_DATA RECORDS:_

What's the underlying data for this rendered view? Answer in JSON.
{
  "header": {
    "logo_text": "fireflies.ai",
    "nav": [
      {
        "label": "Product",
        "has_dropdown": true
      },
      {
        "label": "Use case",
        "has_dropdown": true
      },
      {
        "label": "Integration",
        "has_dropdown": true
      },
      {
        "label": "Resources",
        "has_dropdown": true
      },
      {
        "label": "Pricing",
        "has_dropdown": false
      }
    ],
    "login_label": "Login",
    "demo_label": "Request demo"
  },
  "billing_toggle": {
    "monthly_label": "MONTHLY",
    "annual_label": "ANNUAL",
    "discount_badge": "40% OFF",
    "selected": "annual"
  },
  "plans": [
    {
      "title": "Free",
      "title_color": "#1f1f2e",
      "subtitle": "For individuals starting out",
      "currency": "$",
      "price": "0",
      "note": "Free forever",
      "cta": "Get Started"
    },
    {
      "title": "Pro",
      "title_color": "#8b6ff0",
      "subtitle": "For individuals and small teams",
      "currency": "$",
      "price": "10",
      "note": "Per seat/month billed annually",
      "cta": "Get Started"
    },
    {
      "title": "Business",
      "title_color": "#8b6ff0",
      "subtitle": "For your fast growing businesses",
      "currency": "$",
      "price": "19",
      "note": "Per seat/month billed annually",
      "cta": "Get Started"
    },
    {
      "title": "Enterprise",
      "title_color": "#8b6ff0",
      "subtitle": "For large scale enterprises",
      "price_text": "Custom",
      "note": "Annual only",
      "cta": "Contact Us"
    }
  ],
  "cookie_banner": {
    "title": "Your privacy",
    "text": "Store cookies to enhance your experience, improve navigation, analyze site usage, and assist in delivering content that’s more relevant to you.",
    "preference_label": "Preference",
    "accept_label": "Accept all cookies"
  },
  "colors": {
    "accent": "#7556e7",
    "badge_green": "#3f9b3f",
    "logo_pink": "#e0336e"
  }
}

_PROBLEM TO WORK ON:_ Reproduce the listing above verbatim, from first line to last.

_ANSWER SECTION:_
What's the underlying data for this rendered view? Answer in JSON.
{
  "header": {
    "logo_text": "fireflies.ai",
    "nav": [
      {
        "label": "Product",
        "has_dropdown": true
      },
      {
        "label": "Use case",
        "has_dropdown": true
      },
      {
        "label": "Integration",
        "has_dropdown": true
      },
      {
        "label": "Resources",
        "has_dropdown": true
      },
      {
        "label": "Pricing",
        "has_dropdown": false
      }
    ],
    "login_label": "Login",
    "demo_label": "Request demo"
  },
  "billing_toggle": {
    "monthly_label": "MONTHLY",
    "annual_label": "ANNUAL",
    "discount_badge": "40% OFF",
    "selected": "annual"
  },
  "plans": [
    {
      "title": "Free",
      "title_color": "#1f1f2e",
      "subtitle": "For individuals starting out",
      "currency": "$",
      "price": "0",
      "note": "Free forever",
      "cta": "Get Started"
    },
    {
      "title": "Pro",
      "title_color": "#8b6ff0",
      "subtitle": "For individuals and small teams",
      "currency": "$",
      "price": "10",
      "note": "Per seat/month billed annually",
      "cta": "Get Started"
    },
    {
      "title": "Business",
      "title_color": "#8b6ff0",
      "subtitle": "For your fast growing businesses",
      "currency": "$",
      "price": "19",
      "note": "Per seat/month billed annually",
      "cta": "Get Started"
    },
    {
      "title": "Enterprise",
      "title_color": "#8b6ff0",
      "subtitle": "For large scale enterprises",
      "price_text": "Custom",
      "note": "Annual only",
      "cta": "Contact Us"
    }
  ],
  "cookie_banner": {
    "title": "Your privacy",
    "text": "Store cookies to enhance your experience, improve navigation, analyze site usage, and assist in delivering content that’s more relevant to you.",
    "preference_label": "Preference",
    "accept_label": "Accept all cookies"
  },
  "colors": {
    "accent": "#7556e7",
    "badge_green": "#3f9b3f",
    "logo_pink": "#e0336e"
  }
}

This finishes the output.